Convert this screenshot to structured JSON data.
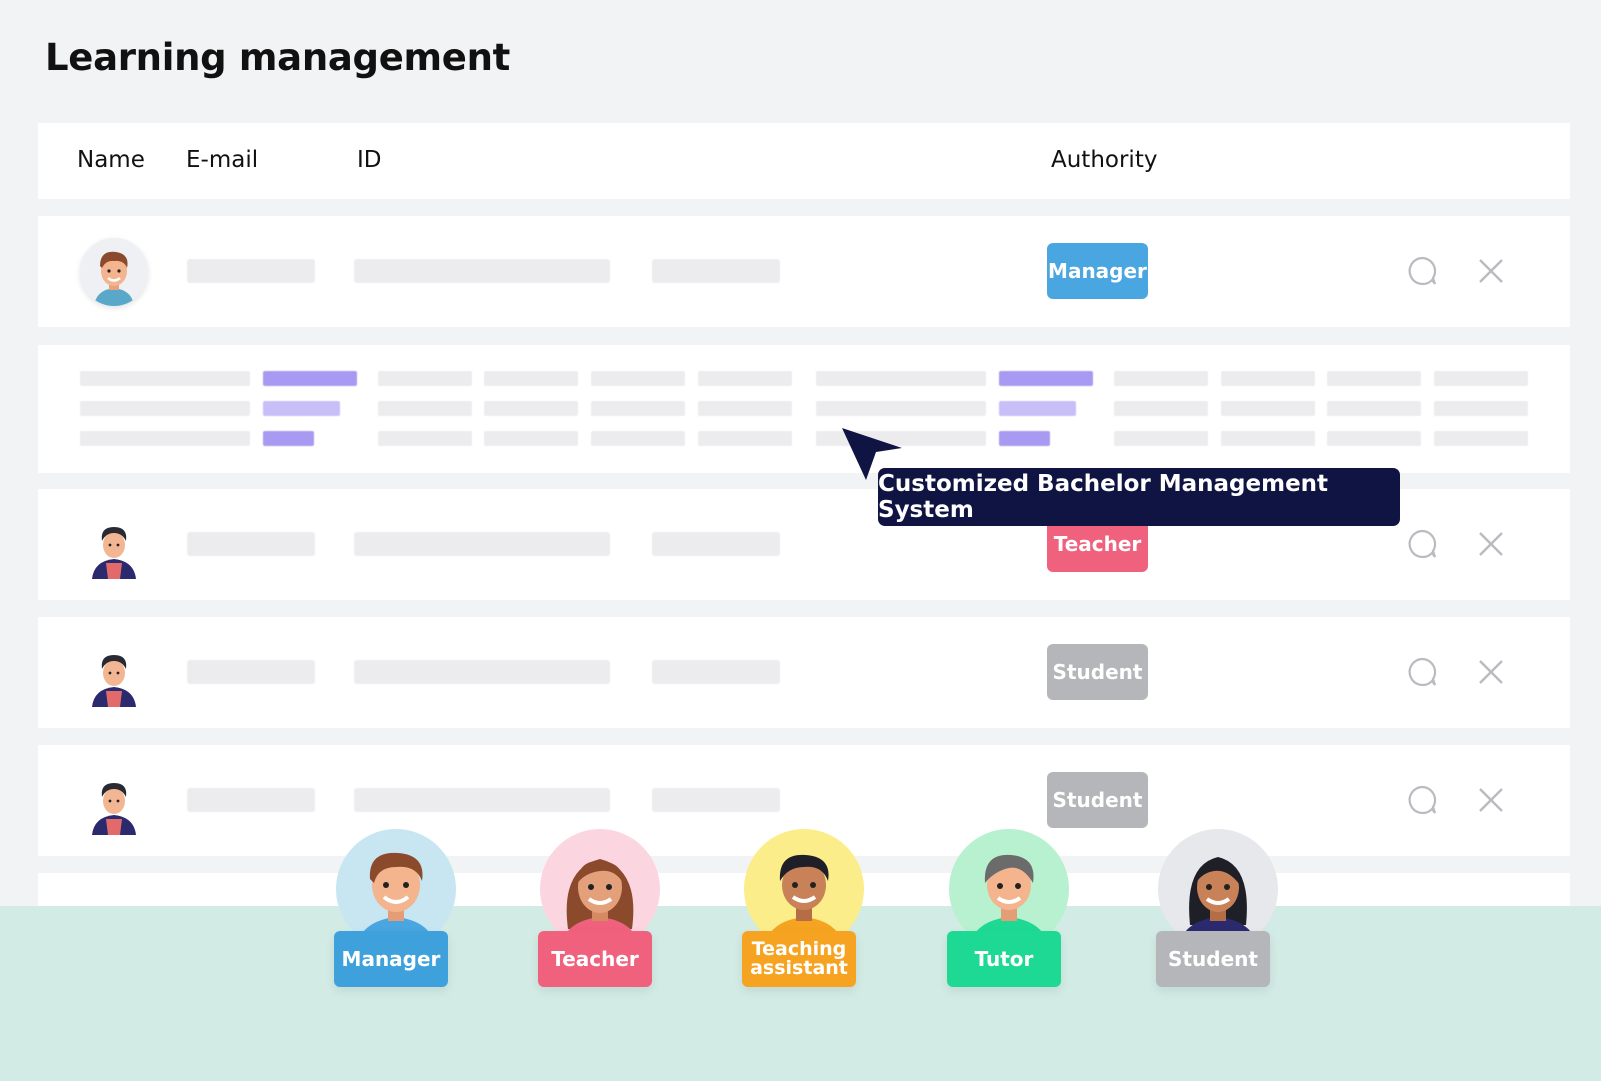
{
  "page": {
    "title": "Learning management"
  },
  "table": {
    "headers": {
      "name": "Name",
      "email": "E-mail",
      "id": "ID",
      "authority": "Authority"
    },
    "rows": [
      {
        "authority": "Manager",
        "color": "#4aa6e0"
      },
      {
        "authority": "Teacher",
        "color": "#f0617e"
      },
      {
        "authority": "Student",
        "color": "#b4b6ba"
      },
      {
        "authority": "Student",
        "color": "#b4b6ba"
      }
    ]
  },
  "tooltip": {
    "text": "Customized Bachelor Management System"
  },
  "roles": [
    {
      "label": "Manager",
      "color": "#3fa1dc",
      "bg": "#c8e6f2"
    },
    {
      "label": "Teacher",
      "color": "#f0617e",
      "bg": "#fbd5df"
    },
    {
      "label": "Teaching assistant",
      "color": "#f6a321",
      "bg": "#fbed8a"
    },
    {
      "label": "Tutor",
      "color": "#1ed994",
      "bg": "#b7f1cf"
    },
    {
      "label": "Student",
      "color": "#b4b6ba",
      "bg": "#e6e8ec"
    }
  ],
  "icons": [
    "chat-icon",
    "close-icon",
    "cursor-arrow-icon"
  ]
}
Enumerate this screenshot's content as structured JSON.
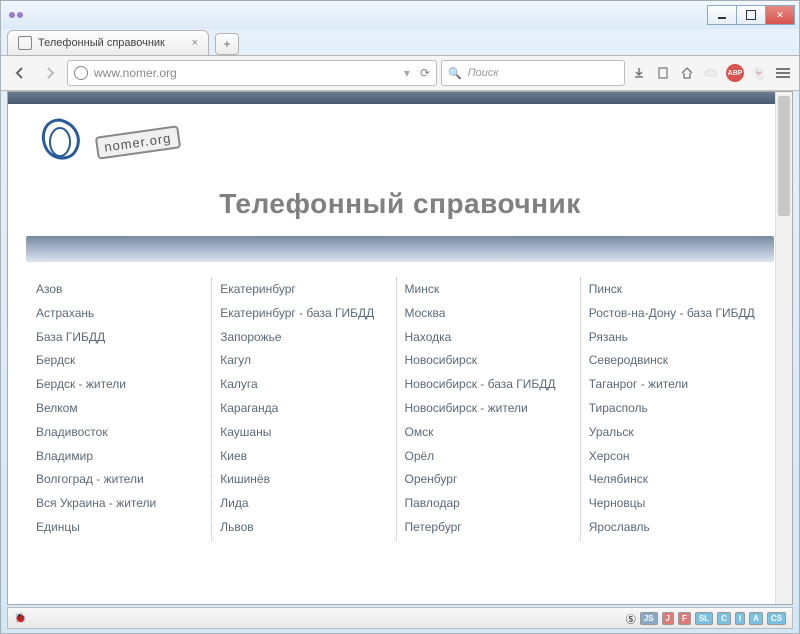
{
  "window": {
    "tab_title": "Телефонный справочник"
  },
  "toolbar": {
    "url": "www.nomer.org",
    "search_placeholder": "Поиск",
    "abp_label": "ABP"
  },
  "page": {
    "logo_text": "nomer.org",
    "title": "Телефонный справочник"
  },
  "cities": {
    "col1": [
      "Азов",
      "Астрахань",
      "База ГИБДД",
      "Бердск",
      "Бердск - жители",
      "Велком",
      "Владивосток",
      "Владимир",
      "Волгоград - жители",
      "Вся Украина - жители",
      "Единцы"
    ],
    "col2": [
      "Екатеринбург",
      "Екатеринбург - база ГИБДД",
      "Запорожье",
      "Кагул",
      "Калуга",
      "Караганда",
      "Каушаны",
      "Киев",
      "Кишинёв",
      "Лида",
      "Львов"
    ],
    "col3": [
      "Минск",
      "Москва",
      "Находка",
      "Новосибирск",
      "Новосибирск - база ГИБДД",
      "Новосибирск - жители",
      "Омск",
      "Орёл",
      "Оренбург",
      "Павлодар",
      "Петербург"
    ],
    "col4": [
      "Пинск",
      "Ростов-на-Дону - база ГИБДД",
      "Рязань",
      "Северодвинск",
      "Таганрог - жители",
      "Тирасполь",
      "Уральск",
      "Херсон",
      "Челябинск",
      "Черновцы",
      "Ярославль"
    ]
  },
  "status": {
    "badges": [
      "JS",
      "J",
      "F",
      "SL",
      "C",
      "I",
      "A",
      "CS"
    ]
  }
}
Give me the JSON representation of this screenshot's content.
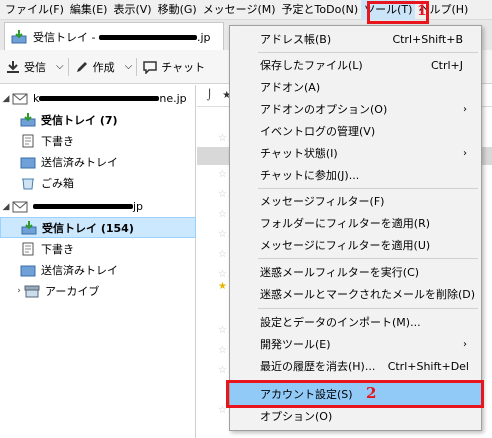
{
  "menubar": {
    "items": [
      "ファイル(F)",
      "編集(E)",
      "表示(V)",
      "移動(G)",
      "メッセージ(M)",
      "予定とToDo(N)",
      "ツール(T)",
      "ヘルプ(H)"
    ]
  },
  "tab": {
    "title_prefix": "受信トレイ - ",
    "title_suffix": ".jp"
  },
  "toolbar": {
    "receive": "受信",
    "compose": "作成",
    "chat": "チャット"
  },
  "folders": {
    "account1_suffix": "ne.jp",
    "account1_prefix": "k",
    "account2_suffix": "jp",
    "items": [
      {
        "label": "受信トレイ (7)"
      },
      {
        "label": "下書き"
      },
      {
        "label": "送信済みトレイ"
      },
      {
        "label": "ごみ箱"
      },
      {
        "label": "受信トレイ (154)"
      },
      {
        "label": "下書き"
      },
      {
        "label": "送信済みトレイ"
      },
      {
        "label": "アーカイブ"
      }
    ]
  },
  "dropdown": {
    "items": [
      {
        "label": "アドレス帳(B)",
        "shortcut": "Ctrl+Shift+B"
      },
      {
        "label": "保存したファイル(L)",
        "shortcut": "Ctrl+J"
      },
      {
        "label": "アドオン(A)",
        "shortcut": ""
      },
      {
        "label": "アドオンのオプション(O)",
        "shortcut": ""
      },
      {
        "label": "イベントログの管理(V)",
        "shortcut": ""
      },
      {
        "label": "チャット状態(I)",
        "shortcut": ""
      },
      {
        "label": "チャットに参加(J)...",
        "shortcut": ""
      },
      {
        "label": "メッセージフィルター(F)",
        "shortcut": ""
      },
      {
        "label": "フォルダーにフィルターを適用(R)",
        "shortcut": ""
      },
      {
        "label": "メッセージにフィルターを適用(U)",
        "shortcut": ""
      },
      {
        "label": "迷惑メールフィルターを実行(C)",
        "shortcut": ""
      },
      {
        "label": "迷惑メールとマークされたメールを削除(D)",
        "shortcut": ""
      },
      {
        "label": "設定とデータのインポート(M)...",
        "shortcut": ""
      },
      {
        "label": "開発ツール(E)",
        "shortcut": ""
      },
      {
        "label": "最近の履歴を消去(H)...",
        "shortcut": "Ctrl+Shift+Del"
      },
      {
        "label": "アカウント設定(S)",
        "shortcut": ""
      },
      {
        "label": "オプション(O)",
        "shortcut": ""
      }
    ]
  },
  "annotations": {
    "step1": "1",
    "step2": "2"
  },
  "colors": {
    "highlight": "#91c9f7",
    "selected_folder": "#cce8ff",
    "annotation_red": "#e8141e"
  }
}
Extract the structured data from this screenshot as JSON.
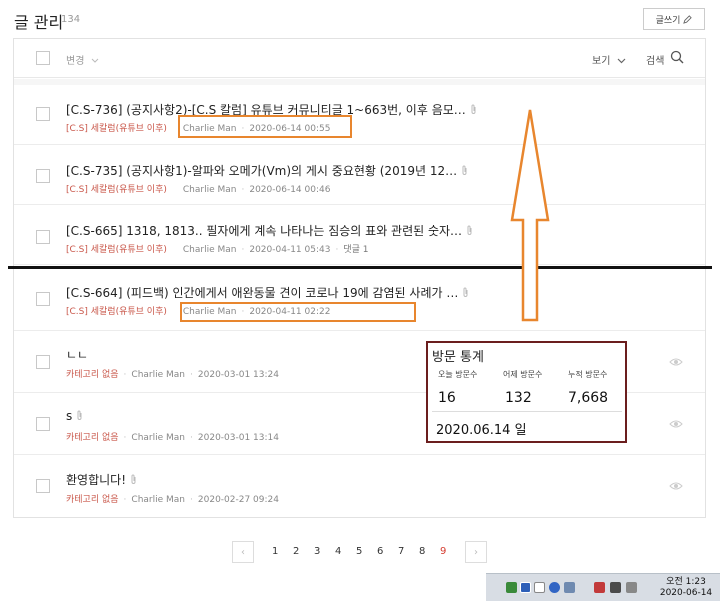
{
  "header": {
    "title": "글 관리",
    "count": "134",
    "write_label": "글쓰기"
  },
  "toolbar": {
    "change_label": "변경",
    "view_label": "보기",
    "search_label": "검색"
  },
  "posts": [
    {
      "title": "[C.S-736] (공지사항2)-[C.S 칼럼] 유튜브 커뮤니티글 1~663번, 이후 음모…",
      "category": "[C.S] 세칼럼(유튜브 이후)",
      "author": "Charlie Man",
      "date": "2020-06-14 00:55",
      "comments": ""
    },
    {
      "title": "[C.S-735] (공지사항1)-알파와 오메가(Vm)의 게시 중요현황 (2019년 12…",
      "category": "[C.S] 세칼럼(유튜브 이후)",
      "author": "Charlie Man",
      "date": "2020-06-14 00:46",
      "comments": ""
    },
    {
      "title": "[C.S-665] 1318, 1813.. 필자에게 계속 나타나는 짐승의 표와 관련된 숫자…",
      "category": "[C.S] 세칼럼(유튜브 이후)",
      "author": "Charlie Man",
      "date": "2020-04-11 05:43",
      "comments": "댓글 1"
    },
    {
      "title": "[C.S-664] (피드백) 인간에게서 애완동물 견이 코로나 19에 감염된 사례가 …",
      "category": "[C.S] 세칼럼(유튜브 이후)",
      "author": "Charlie Man",
      "date": "2020-04-11 02:22",
      "comments": ""
    },
    {
      "title": "ㄴㄴ",
      "category": "카테고리 없음",
      "author": "Charlie Man",
      "date": "2020-03-01 13:24",
      "comments": ""
    },
    {
      "title": "s",
      "category": "카테고리 없음",
      "author": "Charlie Man",
      "date": "2020-03-01 13:14",
      "comments": ""
    },
    {
      "title": "환영합니다!",
      "category": "카테고리 없음",
      "author": "Charlie Man",
      "date": "2020-02-27 09:24",
      "comments": ""
    }
  ],
  "stats": {
    "title": "방문 통계",
    "today_label": "오늘 방문수",
    "yesterday_label": "어제 방문수",
    "total_label": "누적 방문수",
    "today": "16",
    "yesterday": "132",
    "total": "7,668",
    "date": "2020.06.14 일"
  },
  "pagination": {
    "prev": "‹",
    "next": "›",
    "pages": [
      "1",
      "2",
      "3",
      "4",
      "5",
      "6",
      "7",
      "8",
      "9"
    ],
    "active": "9"
  },
  "taskbar": {
    "time": "오전 1:23",
    "date": "2020-06-14"
  },
  "colors": {
    "accent_orange": "#e8862e",
    "category_red": "#c9574a",
    "stats_border": "#6b1e1e",
    "active_page": "#d43b2e"
  }
}
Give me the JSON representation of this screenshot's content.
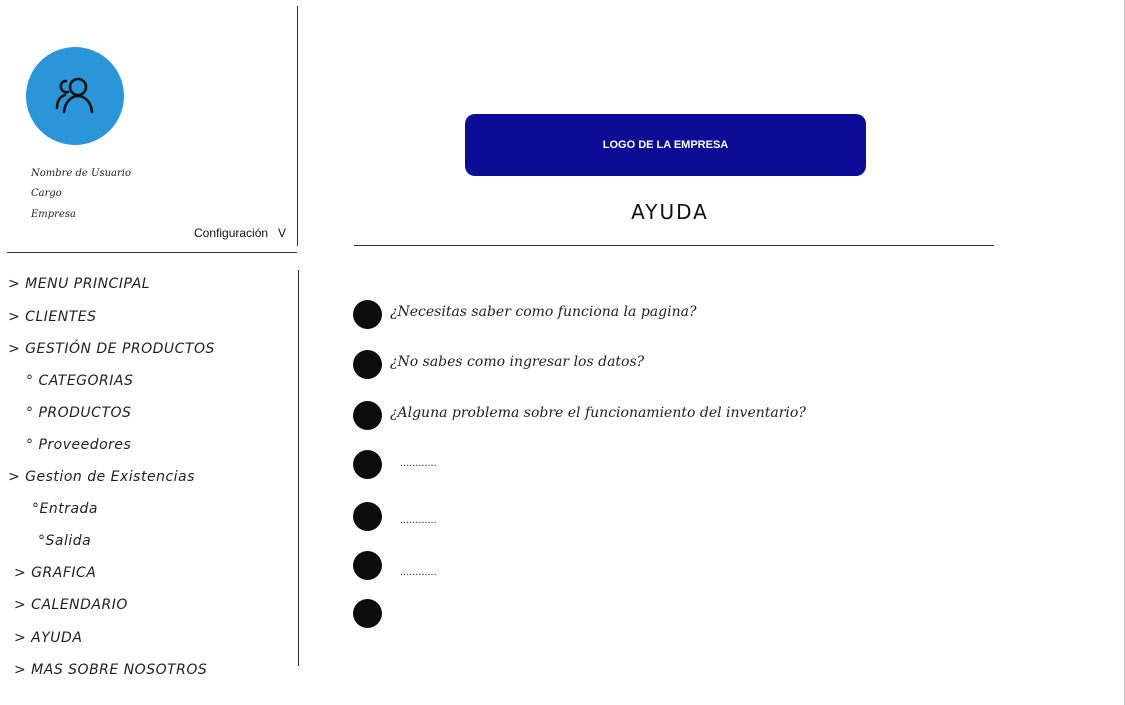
{
  "user": {
    "name": "Nombre de Usuario",
    "role": "Cargo",
    "company": "Empresa",
    "config_label": "Configuración   V"
  },
  "nav": {
    "items": [
      {
        "label": "> MENU PRINCIPAL"
      },
      {
        "label": "> CLIENTES"
      },
      {
        "label": "> GESTIÓN DE PRODUCTOS"
      },
      {
        "label": "° CATEGORIAS"
      },
      {
        "label": "° PRODUCTOS"
      },
      {
        "label": "° Proveedores"
      },
      {
        "label": "> Gestion de Existencias"
      },
      {
        "label": "°Entrada"
      },
      {
        "label": "°Salida"
      },
      {
        "label": "> GRAFICA"
      },
      {
        "label": "> CALENDARIO"
      },
      {
        "label": "> AYUDA"
      },
      {
        "label": "> MAS SOBRE NOSOTROS"
      }
    ]
  },
  "main": {
    "logo_label": "LOGO DE LA EMPRESA",
    "title": "AYUDA",
    "help_items": [
      {
        "label": "¿Necesitas saber como funciona la pagina?"
      },
      {
        "label": "¿No sabes como ingresar los datos?"
      },
      {
        "label": "¿Alguna problema sobre el funcionamiento del inventario?"
      },
      {
        "label": "............"
      },
      {
        "label": "............"
      },
      {
        "label": "............"
      },
      {
        "label": ""
      }
    ]
  },
  "colors": {
    "avatar": "#2b95d9",
    "logo_bg": "#0c0c97",
    "bullet": "#0d0d0d"
  },
  "icons": {
    "avatar": "users-icon"
  }
}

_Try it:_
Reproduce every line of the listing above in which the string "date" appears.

_Result of this task:_
      "date": "2020-06-14 00:55",
      "date": "2020-06-14 00:46",
      "date": "2020-04-11 05:43",
      "date": "2020-04-11 02:22",
      "date": "2020-03-01 13:24",
      "date": "2020-03-01 13:14",
      "date": "2020-02-27 09:24",
    "date": "2020.06.14 일"
    "date": "2020-06-14"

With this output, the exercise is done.